Top of Task inputs
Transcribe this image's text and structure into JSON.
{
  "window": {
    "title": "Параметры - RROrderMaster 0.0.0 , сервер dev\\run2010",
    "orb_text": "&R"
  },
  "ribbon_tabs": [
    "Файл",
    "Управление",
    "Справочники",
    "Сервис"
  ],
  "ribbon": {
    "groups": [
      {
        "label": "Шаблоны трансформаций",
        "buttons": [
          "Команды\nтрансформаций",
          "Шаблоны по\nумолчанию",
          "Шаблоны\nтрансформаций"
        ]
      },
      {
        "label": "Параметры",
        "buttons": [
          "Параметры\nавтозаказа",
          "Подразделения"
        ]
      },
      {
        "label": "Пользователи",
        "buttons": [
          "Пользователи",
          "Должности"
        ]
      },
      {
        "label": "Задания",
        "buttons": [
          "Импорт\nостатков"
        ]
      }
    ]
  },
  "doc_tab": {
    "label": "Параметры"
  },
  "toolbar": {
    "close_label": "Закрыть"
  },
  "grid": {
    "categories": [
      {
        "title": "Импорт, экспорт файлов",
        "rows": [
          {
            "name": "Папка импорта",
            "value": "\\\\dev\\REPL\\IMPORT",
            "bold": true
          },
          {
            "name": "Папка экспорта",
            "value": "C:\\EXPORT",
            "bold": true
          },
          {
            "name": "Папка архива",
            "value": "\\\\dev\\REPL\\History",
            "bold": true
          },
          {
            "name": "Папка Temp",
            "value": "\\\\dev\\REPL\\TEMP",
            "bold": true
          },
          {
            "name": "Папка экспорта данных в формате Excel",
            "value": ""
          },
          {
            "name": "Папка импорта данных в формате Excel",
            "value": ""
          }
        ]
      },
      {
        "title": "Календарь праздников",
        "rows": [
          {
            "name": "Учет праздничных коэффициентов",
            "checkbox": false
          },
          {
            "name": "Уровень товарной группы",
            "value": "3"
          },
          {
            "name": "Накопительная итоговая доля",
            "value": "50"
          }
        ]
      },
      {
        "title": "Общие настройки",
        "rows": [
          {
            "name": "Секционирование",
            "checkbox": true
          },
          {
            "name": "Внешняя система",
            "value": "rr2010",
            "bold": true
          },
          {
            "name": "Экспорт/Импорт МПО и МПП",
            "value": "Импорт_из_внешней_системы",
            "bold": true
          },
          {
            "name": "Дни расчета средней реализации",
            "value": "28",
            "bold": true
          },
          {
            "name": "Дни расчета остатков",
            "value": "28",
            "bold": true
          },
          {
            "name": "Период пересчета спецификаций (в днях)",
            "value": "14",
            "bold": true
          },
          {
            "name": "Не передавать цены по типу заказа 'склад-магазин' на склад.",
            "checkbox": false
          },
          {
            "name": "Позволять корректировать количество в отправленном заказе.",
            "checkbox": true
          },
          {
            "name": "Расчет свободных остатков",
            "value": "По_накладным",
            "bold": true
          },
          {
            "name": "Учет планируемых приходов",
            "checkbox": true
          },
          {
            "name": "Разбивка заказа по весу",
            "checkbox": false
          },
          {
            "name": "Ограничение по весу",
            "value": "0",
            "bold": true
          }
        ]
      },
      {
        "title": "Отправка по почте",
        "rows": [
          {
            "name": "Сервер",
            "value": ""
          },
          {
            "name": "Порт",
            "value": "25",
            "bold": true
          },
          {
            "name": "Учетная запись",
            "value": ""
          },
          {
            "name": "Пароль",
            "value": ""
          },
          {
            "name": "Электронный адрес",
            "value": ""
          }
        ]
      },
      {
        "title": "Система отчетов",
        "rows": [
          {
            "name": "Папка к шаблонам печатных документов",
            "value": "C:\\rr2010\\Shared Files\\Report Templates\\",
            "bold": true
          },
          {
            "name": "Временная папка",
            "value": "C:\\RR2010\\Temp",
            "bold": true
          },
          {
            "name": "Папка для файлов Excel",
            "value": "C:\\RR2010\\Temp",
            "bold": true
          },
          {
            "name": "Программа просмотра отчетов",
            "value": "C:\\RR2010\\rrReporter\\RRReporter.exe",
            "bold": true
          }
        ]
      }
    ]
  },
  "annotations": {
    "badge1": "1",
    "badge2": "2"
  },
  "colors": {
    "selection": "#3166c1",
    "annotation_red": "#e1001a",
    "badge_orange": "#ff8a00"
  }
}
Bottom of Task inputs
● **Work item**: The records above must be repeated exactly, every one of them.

● **Solution to this problem**:
Transcribe this image's text and structure into JSON.
{
  "window": {
    "title": "Параметры - RROrderMaster 0.0.0 , сервер dev\\run2010",
    "orb_text": "&R"
  },
  "ribbon_tabs": [
    "Файл",
    "Управление",
    "Справочники",
    "Сервис"
  ],
  "ribbon": {
    "groups": [
      {
        "label": "Шаблоны трансформаций",
        "buttons": [
          "Команды\nтрансформаций",
          "Шаблоны по\nумолчанию",
          "Шаблоны\nтрансформаций"
        ]
      },
      {
        "label": "Параметры",
        "buttons": [
          "Параметры\nавтозаказа",
          "Подразделения"
        ]
      },
      {
        "label": "Пользователи",
        "buttons": [
          "Пользователи",
          "Должности"
        ]
      },
      {
        "label": "Задания",
        "buttons": [
          "Импорт\nостатков"
        ]
      }
    ]
  },
  "doc_tab": {
    "label": "Параметры"
  },
  "toolbar": {
    "close_label": "Закрыть"
  },
  "grid": {
    "categories": [
      {
        "title": "Импорт, экспорт файлов",
        "rows": [
          {
            "name": "Папка импорта",
            "value": "\\\\dev\\REPL\\IMPORT",
            "bold": true
          },
          {
            "name": "Папка экспорта",
            "value": "C:\\EXPORT",
            "bold": true
          },
          {
            "name": "Папка архива",
            "value": "\\\\dev\\REPL\\History",
            "bold": true
          },
          {
            "name": "Папка Temp",
            "value": "\\\\dev\\REPL\\TEMP",
            "bold": true
          },
          {
            "name": "Папка экспорта данных в формате Excel",
            "value": ""
          },
          {
            "name": "Папка импорта данных в формате Excel",
            "value": ""
          }
        ]
      },
      {
        "title": "Календарь праздников",
        "rows": [
          {
            "name": "Учет праздничных коэффициентов",
            "checkbox": false
          },
          {
            "name": "Уровень товарной группы",
            "value": "3"
          },
          {
            "name": "Накопительная итоговая доля",
            "value": "50"
          }
        ]
      },
      {
        "title": "Общие настройки",
        "rows": [
          {
            "name": "Секционирование",
            "checkbox": true
          },
          {
            "name": "Внешняя система",
            "value": "rr2010",
            "bold": true
          },
          {
            "name": "Экспорт/Импорт МПО и МПП",
            "value": "Импорт_из_внешней_системы",
            "bold": true
          },
          {
            "name": "Дни расчета средней реализации",
            "value": "28",
            "bold": true
          },
          {
            "name": "Дни расчета остатков",
            "value": "28",
            "bold": true
          },
          {
            "name": "Период пересчета спецификаций (в днях)",
            "value": "14",
            "bold": true
          },
          {
            "name": "Не передавать цены по типу заказа 'склад-магазин' на склад.",
            "checkbox": false
          },
          {
            "name": "Позволять корректировать количество в отправленном заказе.",
            "checkbox": true
          },
          {
            "name": "Расчет свободных остатков",
            "value": "По_накладным",
            "bold": true
          },
          {
            "name": "Учет планируемых приходов",
            "checkbox": true
          },
          {
            "name": "Разбивка заказа по весу",
            "checkbox": false
          },
          {
            "name": "Ограничение по весу",
            "value": "0",
            "bold": true
          }
        ]
      },
      {
        "title": "Отправка по почте",
        "rows": [
          {
            "name": "Сервер",
            "value": ""
          },
          {
            "name": "Порт",
            "value": "25",
            "bold": true
          },
          {
            "name": "Учетная запись",
            "value": ""
          },
          {
            "name": "Пароль",
            "value": ""
          },
          {
            "name": "Электронный адрес",
            "value": ""
          }
        ]
      },
      {
        "title": "Система отчетов",
        "rows": [
          {
            "name": "Папка к шаблонам печатных документов",
            "value": "C:\\rr2010\\Shared Files\\Report Templates\\",
            "bold": true
          },
          {
            "name": "Временная папка",
            "value": "C:\\RR2010\\Temp",
            "bold": true
          },
          {
            "name": "Папка для файлов Excel",
            "value": "C:\\RR2010\\Temp",
            "bold": true
          },
          {
            "name": "Программа просмотра отчетов",
            "value": "C:\\RR2010\\rrReporter\\RRReporter.exe",
            "bold": true
          }
        ]
      }
    ]
  },
  "annotations": {
    "badge1": "1",
    "badge2": "2"
  },
  "colors": {
    "selection": "#3166c1",
    "annotation_red": "#e1001a",
    "badge_orange": "#ff8a00"
  }
}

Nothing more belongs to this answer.